- **Data shown**:
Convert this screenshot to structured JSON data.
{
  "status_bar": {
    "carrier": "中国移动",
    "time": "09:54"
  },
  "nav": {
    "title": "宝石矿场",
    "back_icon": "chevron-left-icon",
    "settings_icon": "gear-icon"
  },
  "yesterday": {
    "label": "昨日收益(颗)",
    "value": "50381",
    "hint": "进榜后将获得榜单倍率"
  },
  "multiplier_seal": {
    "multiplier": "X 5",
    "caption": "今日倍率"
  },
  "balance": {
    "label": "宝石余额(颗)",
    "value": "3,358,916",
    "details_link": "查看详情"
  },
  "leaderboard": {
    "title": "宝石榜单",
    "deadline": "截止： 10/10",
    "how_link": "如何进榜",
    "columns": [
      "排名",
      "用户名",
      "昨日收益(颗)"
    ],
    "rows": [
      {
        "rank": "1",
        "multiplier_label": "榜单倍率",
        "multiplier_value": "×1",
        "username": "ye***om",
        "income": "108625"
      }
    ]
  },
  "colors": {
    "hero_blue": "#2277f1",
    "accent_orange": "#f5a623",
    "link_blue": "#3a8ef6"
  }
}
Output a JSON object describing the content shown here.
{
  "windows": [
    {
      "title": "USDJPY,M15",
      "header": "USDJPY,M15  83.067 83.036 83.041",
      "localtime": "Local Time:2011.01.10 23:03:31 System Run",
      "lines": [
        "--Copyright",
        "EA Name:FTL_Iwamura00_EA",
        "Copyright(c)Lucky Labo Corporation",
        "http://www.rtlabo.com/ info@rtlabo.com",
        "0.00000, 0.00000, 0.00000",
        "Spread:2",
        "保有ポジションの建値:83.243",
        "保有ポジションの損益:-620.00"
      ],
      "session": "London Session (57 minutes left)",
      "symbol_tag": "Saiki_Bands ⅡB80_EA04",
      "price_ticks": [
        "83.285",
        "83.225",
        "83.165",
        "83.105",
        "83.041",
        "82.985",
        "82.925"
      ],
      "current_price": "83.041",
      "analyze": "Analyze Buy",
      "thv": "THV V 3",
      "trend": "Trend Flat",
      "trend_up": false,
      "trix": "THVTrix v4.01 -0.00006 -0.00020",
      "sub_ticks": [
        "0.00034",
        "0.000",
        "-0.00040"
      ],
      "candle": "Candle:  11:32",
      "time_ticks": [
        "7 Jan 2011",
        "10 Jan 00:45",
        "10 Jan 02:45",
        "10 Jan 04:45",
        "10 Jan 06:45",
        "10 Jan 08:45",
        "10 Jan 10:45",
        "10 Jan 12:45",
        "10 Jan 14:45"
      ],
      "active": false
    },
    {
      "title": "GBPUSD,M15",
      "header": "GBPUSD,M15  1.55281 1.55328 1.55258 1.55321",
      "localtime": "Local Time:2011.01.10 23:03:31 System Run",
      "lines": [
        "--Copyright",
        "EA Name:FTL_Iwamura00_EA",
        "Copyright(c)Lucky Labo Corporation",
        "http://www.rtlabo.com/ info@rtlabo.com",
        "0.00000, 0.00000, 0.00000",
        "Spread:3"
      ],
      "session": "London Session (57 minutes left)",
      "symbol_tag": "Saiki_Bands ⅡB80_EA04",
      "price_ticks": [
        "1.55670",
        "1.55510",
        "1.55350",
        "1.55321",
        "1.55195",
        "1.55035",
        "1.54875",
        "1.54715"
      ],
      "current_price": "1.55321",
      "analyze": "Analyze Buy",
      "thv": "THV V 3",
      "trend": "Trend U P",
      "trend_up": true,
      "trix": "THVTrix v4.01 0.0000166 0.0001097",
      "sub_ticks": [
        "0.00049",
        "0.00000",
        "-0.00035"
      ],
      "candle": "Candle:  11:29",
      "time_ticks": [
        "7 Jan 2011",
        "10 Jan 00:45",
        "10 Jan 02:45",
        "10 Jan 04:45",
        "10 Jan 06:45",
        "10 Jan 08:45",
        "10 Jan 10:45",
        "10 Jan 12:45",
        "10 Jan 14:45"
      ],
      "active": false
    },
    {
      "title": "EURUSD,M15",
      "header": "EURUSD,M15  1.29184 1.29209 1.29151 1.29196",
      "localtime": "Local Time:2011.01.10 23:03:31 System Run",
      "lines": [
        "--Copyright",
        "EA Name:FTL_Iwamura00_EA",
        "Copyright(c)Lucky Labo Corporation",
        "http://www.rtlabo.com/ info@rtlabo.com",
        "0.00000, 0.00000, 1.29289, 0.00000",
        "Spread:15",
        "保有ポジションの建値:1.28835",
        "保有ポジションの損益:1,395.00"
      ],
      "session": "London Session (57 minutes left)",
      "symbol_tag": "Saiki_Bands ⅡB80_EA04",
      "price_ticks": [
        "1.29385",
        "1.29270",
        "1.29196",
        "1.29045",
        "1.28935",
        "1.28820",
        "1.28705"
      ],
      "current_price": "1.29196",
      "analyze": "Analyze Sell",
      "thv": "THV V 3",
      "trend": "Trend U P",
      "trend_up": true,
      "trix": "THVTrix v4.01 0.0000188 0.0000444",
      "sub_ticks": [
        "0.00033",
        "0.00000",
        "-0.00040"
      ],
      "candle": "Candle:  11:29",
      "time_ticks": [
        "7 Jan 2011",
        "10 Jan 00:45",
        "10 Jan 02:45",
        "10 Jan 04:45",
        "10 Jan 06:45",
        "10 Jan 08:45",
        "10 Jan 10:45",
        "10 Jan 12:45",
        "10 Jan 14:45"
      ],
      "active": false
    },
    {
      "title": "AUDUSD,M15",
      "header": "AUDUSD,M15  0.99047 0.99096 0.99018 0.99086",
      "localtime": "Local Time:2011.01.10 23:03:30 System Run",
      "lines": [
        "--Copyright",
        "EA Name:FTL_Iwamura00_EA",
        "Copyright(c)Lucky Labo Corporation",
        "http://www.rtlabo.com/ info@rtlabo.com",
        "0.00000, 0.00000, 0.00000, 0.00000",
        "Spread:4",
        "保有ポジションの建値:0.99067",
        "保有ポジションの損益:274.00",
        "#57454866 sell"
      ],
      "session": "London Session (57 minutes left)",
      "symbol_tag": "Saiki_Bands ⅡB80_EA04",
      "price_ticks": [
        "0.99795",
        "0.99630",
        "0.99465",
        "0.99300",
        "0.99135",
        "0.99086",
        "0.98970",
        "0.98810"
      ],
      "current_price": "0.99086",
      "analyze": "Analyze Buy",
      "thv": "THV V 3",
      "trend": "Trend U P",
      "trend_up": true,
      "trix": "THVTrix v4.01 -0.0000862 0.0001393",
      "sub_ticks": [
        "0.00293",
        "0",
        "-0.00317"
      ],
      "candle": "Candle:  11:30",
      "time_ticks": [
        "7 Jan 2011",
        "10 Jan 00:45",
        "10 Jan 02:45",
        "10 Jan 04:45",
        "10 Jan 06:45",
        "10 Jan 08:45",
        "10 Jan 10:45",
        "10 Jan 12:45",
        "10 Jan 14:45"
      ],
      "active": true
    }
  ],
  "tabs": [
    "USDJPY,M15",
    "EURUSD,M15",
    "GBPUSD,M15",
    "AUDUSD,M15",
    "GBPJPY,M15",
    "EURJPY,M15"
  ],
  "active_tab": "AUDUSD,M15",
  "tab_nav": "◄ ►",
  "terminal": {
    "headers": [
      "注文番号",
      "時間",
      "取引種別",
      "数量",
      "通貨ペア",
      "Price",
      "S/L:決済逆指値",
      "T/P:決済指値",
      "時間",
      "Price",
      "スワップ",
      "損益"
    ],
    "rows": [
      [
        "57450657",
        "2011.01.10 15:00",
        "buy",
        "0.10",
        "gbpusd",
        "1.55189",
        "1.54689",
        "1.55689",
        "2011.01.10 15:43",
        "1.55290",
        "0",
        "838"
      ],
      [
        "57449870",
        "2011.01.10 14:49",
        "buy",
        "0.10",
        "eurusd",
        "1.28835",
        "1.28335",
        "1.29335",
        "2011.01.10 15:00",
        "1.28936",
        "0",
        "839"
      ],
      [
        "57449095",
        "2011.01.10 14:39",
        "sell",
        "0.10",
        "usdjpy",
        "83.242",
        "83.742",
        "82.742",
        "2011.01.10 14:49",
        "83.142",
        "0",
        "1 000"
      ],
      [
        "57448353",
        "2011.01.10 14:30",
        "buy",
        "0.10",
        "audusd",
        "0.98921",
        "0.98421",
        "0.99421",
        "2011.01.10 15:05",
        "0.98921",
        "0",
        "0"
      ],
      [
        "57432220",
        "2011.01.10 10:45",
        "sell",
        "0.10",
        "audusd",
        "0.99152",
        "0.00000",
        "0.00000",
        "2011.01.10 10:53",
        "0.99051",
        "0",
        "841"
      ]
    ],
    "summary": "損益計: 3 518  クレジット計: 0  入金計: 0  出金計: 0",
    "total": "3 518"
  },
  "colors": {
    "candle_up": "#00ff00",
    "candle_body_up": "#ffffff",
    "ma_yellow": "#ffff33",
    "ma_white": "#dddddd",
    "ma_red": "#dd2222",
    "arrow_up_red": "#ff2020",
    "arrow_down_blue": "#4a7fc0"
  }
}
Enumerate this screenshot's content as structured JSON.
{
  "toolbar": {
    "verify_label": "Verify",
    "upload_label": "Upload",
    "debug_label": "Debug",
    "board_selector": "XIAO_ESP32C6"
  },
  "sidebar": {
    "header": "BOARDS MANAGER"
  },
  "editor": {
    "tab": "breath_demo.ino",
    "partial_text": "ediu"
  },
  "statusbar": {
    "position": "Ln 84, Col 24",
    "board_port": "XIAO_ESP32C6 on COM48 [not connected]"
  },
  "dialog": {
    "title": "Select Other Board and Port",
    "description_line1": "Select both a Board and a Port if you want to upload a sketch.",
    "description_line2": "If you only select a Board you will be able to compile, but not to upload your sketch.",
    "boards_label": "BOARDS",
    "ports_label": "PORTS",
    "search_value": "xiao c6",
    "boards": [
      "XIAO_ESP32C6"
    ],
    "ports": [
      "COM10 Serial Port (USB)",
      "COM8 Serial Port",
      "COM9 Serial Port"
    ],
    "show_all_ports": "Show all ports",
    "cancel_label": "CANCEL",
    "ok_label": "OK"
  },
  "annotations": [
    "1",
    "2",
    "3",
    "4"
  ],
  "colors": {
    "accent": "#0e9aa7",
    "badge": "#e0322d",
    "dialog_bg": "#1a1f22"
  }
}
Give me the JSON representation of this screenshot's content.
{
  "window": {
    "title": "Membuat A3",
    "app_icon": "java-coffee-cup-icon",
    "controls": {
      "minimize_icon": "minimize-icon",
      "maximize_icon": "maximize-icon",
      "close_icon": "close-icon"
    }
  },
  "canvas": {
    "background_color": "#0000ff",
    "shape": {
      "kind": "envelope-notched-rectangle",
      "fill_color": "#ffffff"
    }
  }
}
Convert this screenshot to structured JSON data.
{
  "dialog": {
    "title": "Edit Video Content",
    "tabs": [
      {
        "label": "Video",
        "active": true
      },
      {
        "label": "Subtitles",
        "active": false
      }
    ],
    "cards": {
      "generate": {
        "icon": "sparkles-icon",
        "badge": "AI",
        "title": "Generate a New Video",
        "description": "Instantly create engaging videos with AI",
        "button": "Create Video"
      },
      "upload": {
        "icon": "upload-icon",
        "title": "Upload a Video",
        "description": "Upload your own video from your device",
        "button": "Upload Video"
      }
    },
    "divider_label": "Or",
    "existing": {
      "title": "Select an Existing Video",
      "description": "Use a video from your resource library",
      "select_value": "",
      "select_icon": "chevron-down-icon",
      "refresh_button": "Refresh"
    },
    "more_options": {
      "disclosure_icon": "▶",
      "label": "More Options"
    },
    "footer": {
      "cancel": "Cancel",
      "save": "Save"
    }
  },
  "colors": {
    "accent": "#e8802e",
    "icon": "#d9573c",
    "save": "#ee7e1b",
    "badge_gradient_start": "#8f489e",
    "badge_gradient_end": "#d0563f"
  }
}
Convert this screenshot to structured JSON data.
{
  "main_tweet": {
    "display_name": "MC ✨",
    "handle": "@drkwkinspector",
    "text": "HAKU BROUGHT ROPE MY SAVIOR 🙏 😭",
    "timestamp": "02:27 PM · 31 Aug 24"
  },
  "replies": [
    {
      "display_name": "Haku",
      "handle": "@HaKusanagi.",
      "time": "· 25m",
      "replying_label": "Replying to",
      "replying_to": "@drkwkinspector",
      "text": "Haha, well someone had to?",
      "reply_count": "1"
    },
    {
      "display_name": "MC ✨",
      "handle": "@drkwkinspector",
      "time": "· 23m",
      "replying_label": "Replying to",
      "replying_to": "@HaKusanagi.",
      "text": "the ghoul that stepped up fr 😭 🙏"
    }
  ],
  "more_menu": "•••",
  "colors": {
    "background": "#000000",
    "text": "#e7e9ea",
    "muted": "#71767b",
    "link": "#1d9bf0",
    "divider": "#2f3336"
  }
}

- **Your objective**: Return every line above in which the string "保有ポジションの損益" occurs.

- **Reply to the task**:
        "保有ポジションの損益:-620.00"
        "保有ポジションの損益:1,395.00"
        "保有ポジションの損益:274.00",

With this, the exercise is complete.